Segment Open

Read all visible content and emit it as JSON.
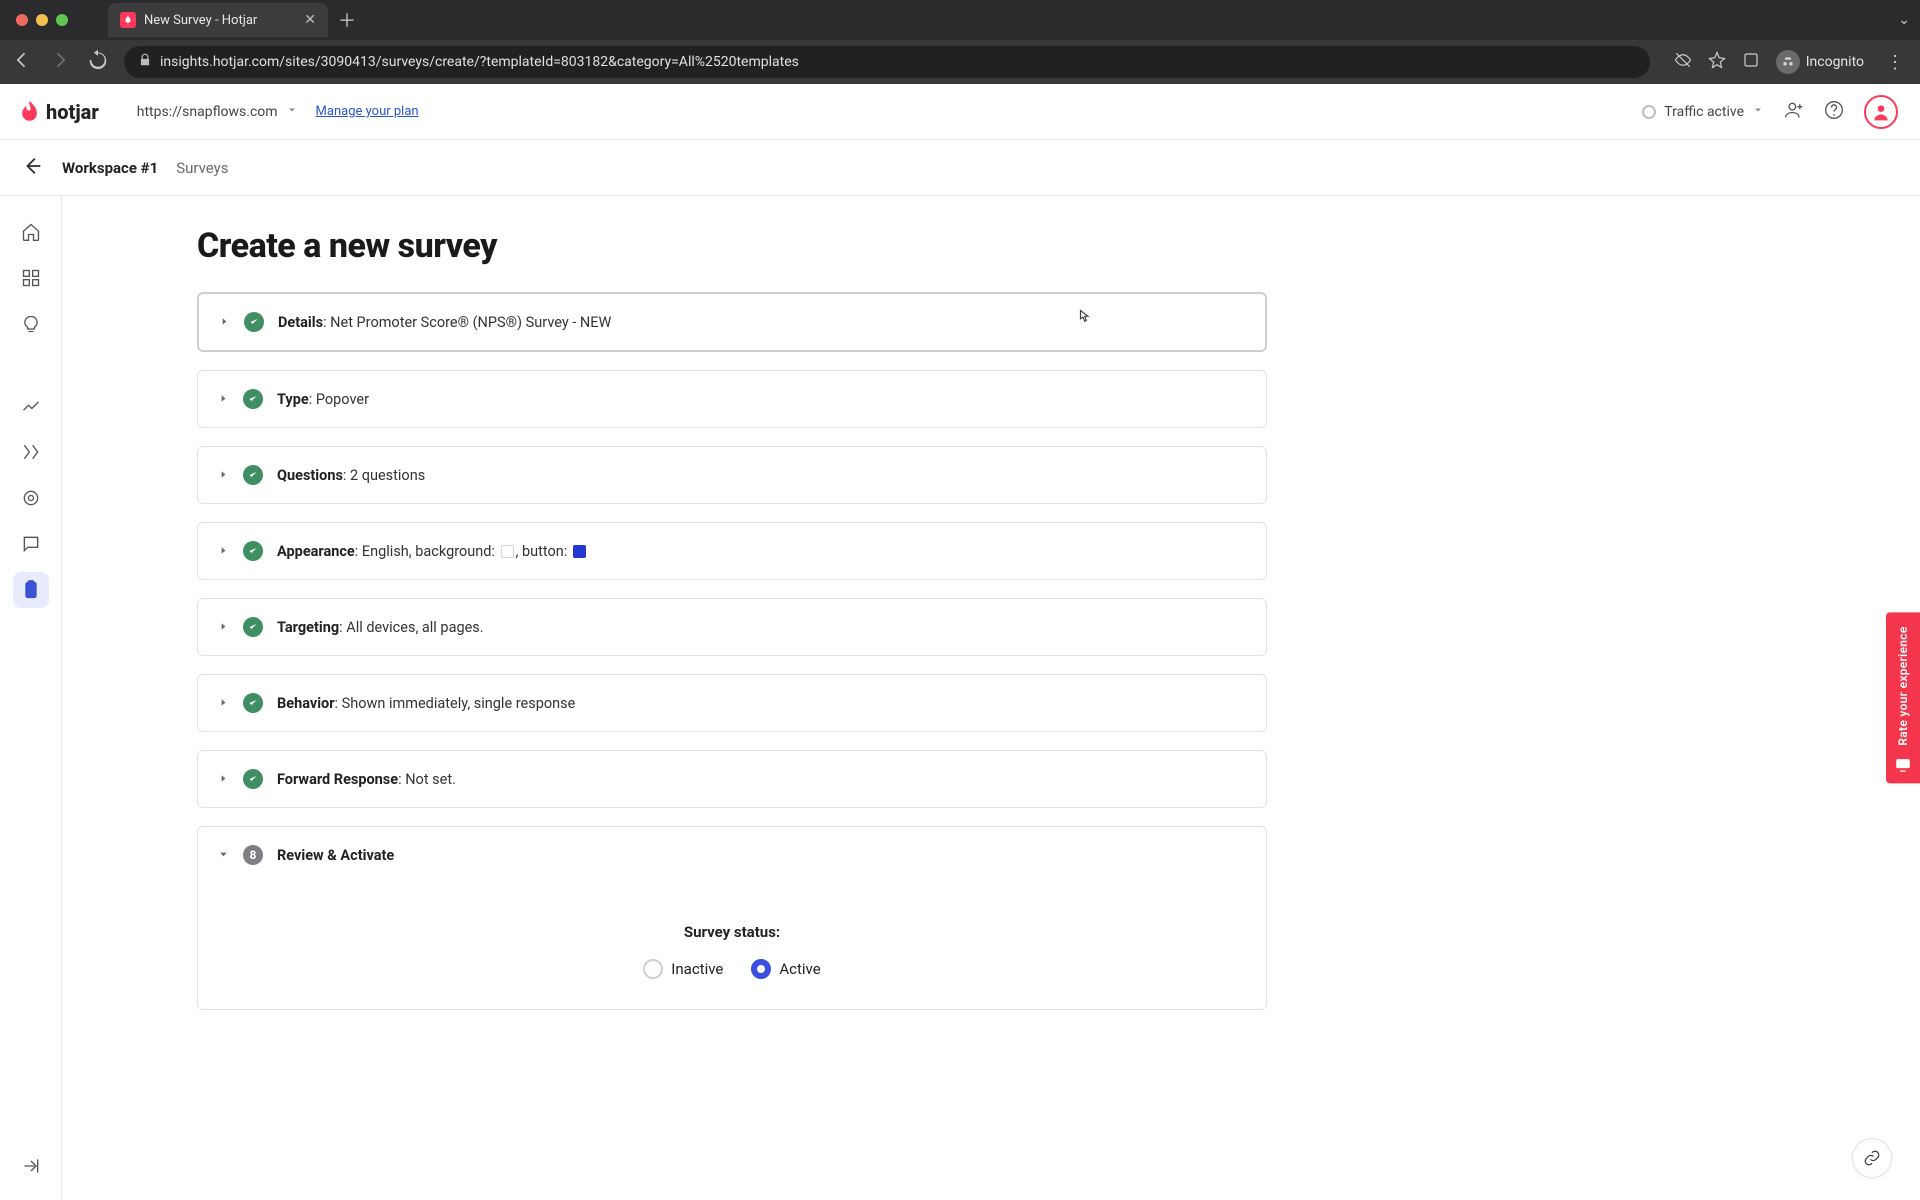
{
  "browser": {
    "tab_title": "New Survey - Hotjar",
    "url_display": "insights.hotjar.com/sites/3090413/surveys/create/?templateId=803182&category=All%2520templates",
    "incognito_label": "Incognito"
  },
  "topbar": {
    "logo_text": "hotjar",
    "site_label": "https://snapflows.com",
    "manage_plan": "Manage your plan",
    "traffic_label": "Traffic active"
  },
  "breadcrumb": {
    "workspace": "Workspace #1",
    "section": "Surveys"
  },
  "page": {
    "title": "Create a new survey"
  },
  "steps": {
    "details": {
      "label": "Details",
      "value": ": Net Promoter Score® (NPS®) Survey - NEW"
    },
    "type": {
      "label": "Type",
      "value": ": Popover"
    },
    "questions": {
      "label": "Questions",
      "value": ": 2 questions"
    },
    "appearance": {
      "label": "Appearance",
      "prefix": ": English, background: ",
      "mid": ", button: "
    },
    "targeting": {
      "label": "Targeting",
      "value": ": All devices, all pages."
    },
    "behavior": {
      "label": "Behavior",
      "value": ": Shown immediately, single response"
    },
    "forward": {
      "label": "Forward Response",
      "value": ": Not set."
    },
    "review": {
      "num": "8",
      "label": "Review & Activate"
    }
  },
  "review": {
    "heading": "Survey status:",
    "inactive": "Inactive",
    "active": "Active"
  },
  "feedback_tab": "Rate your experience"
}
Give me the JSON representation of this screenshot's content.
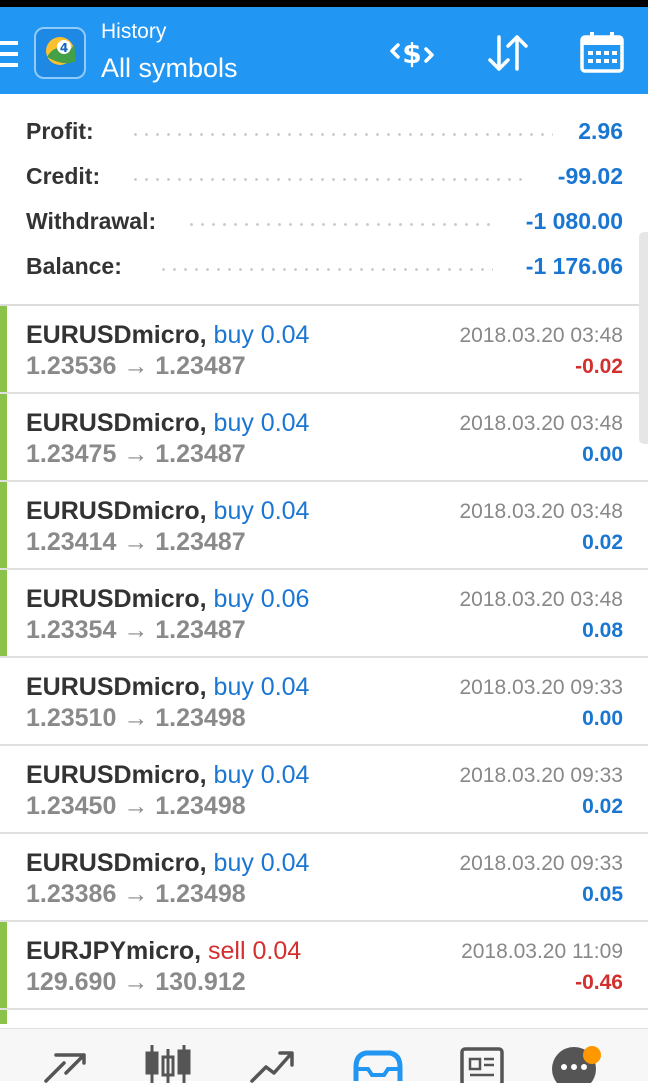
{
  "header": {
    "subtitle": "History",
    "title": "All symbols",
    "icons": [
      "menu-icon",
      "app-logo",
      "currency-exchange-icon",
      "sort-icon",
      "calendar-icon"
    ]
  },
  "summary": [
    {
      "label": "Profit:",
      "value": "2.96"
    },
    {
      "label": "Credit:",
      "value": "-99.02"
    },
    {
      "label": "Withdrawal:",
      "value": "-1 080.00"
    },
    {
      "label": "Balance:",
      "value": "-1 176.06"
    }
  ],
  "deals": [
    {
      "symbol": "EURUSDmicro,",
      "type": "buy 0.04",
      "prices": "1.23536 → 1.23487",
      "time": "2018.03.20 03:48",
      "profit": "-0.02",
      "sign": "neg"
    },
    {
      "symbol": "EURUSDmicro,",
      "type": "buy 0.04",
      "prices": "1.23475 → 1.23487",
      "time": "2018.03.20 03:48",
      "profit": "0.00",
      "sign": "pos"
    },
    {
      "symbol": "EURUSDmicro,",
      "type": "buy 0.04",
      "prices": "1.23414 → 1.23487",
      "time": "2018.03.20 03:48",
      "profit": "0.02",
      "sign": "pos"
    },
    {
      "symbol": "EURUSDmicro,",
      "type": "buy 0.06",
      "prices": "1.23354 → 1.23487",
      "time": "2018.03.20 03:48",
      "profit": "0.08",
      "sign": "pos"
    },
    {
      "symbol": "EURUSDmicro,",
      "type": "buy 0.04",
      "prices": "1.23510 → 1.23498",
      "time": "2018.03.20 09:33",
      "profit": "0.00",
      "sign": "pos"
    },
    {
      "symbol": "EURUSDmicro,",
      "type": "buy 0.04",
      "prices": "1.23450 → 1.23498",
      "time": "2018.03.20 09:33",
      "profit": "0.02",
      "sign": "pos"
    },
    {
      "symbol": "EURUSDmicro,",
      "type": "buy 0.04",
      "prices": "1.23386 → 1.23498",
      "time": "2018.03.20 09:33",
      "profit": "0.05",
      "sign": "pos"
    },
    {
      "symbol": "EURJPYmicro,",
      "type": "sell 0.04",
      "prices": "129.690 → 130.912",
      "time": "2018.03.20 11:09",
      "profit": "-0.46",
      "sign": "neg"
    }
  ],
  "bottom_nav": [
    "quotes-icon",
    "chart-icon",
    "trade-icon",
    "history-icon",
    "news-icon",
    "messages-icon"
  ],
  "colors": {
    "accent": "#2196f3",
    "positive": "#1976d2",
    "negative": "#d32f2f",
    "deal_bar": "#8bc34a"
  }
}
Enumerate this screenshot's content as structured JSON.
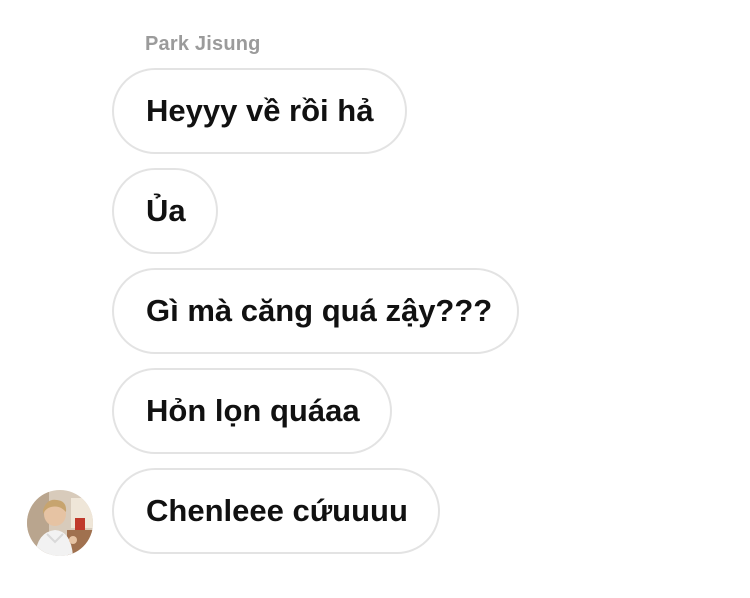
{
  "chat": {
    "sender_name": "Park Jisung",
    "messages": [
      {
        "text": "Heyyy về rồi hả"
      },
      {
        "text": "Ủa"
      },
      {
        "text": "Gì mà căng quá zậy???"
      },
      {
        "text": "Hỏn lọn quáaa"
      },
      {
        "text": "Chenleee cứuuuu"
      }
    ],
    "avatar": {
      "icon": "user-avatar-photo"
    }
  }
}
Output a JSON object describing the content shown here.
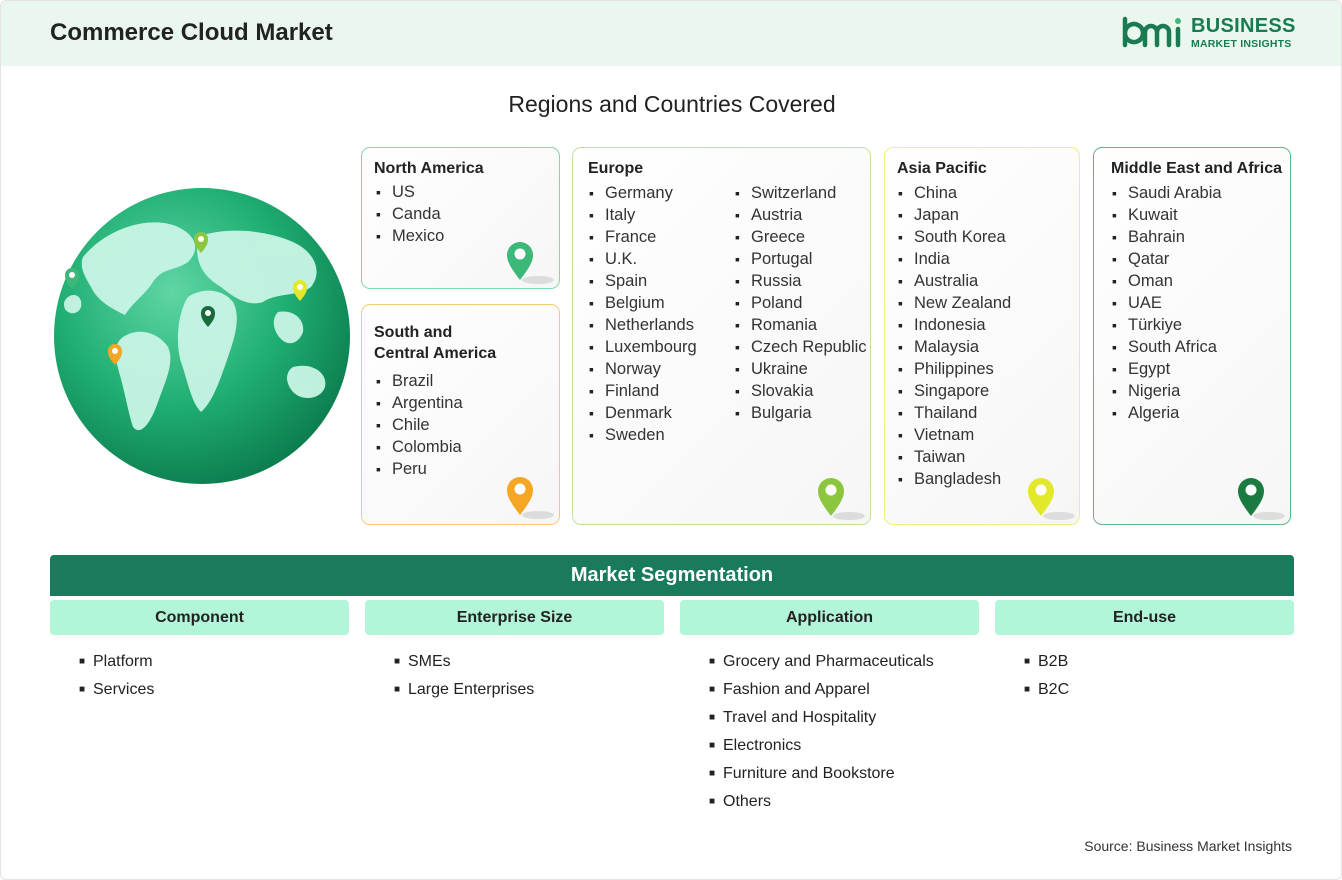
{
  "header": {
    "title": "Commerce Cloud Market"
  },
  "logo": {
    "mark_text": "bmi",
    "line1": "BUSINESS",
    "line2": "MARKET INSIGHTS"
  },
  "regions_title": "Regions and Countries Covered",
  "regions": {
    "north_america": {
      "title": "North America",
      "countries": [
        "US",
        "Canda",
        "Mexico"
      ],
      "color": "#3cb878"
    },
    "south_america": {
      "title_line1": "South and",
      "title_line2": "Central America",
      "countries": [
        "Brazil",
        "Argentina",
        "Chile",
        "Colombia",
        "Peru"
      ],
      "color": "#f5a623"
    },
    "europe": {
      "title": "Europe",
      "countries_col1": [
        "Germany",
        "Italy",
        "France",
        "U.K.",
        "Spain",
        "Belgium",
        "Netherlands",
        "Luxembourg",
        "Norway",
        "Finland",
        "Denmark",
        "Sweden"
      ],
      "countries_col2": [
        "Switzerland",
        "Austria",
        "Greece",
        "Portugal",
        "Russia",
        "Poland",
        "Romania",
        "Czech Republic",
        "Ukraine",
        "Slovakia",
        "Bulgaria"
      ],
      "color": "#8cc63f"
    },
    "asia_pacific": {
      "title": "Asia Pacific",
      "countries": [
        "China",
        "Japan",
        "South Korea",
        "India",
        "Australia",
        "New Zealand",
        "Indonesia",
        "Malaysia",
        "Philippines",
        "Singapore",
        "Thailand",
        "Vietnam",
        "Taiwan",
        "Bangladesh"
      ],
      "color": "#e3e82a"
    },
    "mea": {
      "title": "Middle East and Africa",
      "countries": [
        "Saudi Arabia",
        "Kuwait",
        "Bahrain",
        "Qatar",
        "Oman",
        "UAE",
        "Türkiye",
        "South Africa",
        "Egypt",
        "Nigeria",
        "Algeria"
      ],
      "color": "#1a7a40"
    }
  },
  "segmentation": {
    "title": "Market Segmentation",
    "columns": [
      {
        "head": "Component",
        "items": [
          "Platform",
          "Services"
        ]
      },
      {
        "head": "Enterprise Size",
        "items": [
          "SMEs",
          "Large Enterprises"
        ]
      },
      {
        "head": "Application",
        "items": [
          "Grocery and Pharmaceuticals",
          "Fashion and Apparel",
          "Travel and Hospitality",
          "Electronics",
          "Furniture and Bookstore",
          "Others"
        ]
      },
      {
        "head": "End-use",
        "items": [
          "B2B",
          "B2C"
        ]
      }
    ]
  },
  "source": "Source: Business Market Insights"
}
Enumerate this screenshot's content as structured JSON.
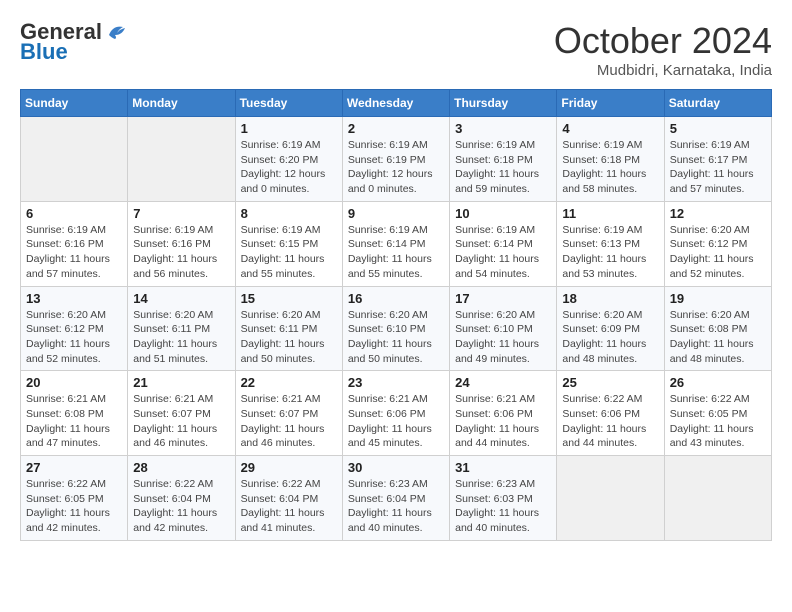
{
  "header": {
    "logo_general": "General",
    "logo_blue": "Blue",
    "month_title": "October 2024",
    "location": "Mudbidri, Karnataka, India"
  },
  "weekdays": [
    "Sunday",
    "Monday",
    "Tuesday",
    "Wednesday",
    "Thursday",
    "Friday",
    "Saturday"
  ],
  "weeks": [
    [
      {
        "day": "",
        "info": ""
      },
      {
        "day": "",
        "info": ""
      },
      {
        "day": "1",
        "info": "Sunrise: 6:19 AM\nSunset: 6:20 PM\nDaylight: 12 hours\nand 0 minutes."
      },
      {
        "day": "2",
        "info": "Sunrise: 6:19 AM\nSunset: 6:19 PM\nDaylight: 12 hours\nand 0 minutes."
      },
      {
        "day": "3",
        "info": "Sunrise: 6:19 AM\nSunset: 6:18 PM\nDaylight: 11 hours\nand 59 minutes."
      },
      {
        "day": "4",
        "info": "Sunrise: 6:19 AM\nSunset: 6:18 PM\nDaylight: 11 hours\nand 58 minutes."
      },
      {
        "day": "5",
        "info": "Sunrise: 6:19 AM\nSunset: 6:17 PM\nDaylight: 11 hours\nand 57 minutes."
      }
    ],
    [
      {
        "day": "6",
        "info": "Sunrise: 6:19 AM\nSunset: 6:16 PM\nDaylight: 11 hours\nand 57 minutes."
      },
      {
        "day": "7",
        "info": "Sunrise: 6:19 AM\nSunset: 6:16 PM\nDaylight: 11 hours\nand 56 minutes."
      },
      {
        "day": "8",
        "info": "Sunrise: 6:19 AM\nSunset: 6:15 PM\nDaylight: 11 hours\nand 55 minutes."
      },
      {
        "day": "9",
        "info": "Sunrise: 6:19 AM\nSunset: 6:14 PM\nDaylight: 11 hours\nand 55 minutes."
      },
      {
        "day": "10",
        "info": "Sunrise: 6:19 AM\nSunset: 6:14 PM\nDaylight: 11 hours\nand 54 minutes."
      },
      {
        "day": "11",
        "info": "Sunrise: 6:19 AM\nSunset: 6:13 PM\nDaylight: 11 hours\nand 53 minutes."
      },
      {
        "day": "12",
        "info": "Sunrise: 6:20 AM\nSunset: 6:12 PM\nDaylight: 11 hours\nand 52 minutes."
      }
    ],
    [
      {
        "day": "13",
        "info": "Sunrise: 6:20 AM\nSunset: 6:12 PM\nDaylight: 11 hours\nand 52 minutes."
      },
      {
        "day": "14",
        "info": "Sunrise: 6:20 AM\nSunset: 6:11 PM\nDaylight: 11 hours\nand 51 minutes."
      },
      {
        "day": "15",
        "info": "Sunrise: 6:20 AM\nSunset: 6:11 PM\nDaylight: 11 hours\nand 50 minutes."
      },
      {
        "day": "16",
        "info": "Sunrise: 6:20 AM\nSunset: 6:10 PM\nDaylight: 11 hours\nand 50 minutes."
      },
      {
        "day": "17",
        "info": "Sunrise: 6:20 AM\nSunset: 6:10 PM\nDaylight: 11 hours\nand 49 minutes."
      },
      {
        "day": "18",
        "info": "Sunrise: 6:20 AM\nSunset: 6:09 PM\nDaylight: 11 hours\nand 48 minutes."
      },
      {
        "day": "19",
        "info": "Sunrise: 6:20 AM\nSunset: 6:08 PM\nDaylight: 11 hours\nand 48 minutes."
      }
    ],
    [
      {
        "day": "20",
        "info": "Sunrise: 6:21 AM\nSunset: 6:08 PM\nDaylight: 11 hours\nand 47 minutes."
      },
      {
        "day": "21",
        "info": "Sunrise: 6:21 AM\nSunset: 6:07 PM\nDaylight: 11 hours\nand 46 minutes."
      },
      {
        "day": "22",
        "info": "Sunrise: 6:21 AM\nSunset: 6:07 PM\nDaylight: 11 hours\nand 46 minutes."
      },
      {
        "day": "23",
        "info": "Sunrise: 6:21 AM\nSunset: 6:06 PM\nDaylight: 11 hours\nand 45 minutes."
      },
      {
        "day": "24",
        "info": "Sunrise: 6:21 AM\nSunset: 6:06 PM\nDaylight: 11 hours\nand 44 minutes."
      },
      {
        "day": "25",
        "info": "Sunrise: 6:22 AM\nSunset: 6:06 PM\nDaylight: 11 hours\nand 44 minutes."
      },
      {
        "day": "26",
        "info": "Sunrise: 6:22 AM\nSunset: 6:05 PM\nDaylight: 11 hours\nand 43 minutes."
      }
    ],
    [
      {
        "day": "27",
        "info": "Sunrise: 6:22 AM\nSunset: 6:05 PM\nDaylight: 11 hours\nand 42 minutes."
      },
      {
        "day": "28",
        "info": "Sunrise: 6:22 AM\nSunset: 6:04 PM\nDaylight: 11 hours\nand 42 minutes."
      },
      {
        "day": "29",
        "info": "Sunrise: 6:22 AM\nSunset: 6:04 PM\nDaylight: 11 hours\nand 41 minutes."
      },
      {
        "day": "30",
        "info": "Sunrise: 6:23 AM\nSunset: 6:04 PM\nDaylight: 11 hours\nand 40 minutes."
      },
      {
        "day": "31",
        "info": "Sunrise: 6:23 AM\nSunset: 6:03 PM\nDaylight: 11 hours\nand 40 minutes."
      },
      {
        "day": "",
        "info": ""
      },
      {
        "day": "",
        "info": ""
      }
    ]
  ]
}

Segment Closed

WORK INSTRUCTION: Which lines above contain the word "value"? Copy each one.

ANSWER TO THIS EXERCISE:
      "value": ": Net Promoter Score® (NPS®) Survey - NEW"
      "value": ": Popover"
      "value": ": 2 questions"
      "value": ": All devices, all pages."
      "value": ": Shown immediately, single response"
      "value": ": Not set."
      "value": "2.96"
      "value": "-99.02"
      "value": "-1 080.00"
      "value": "-1 176.06"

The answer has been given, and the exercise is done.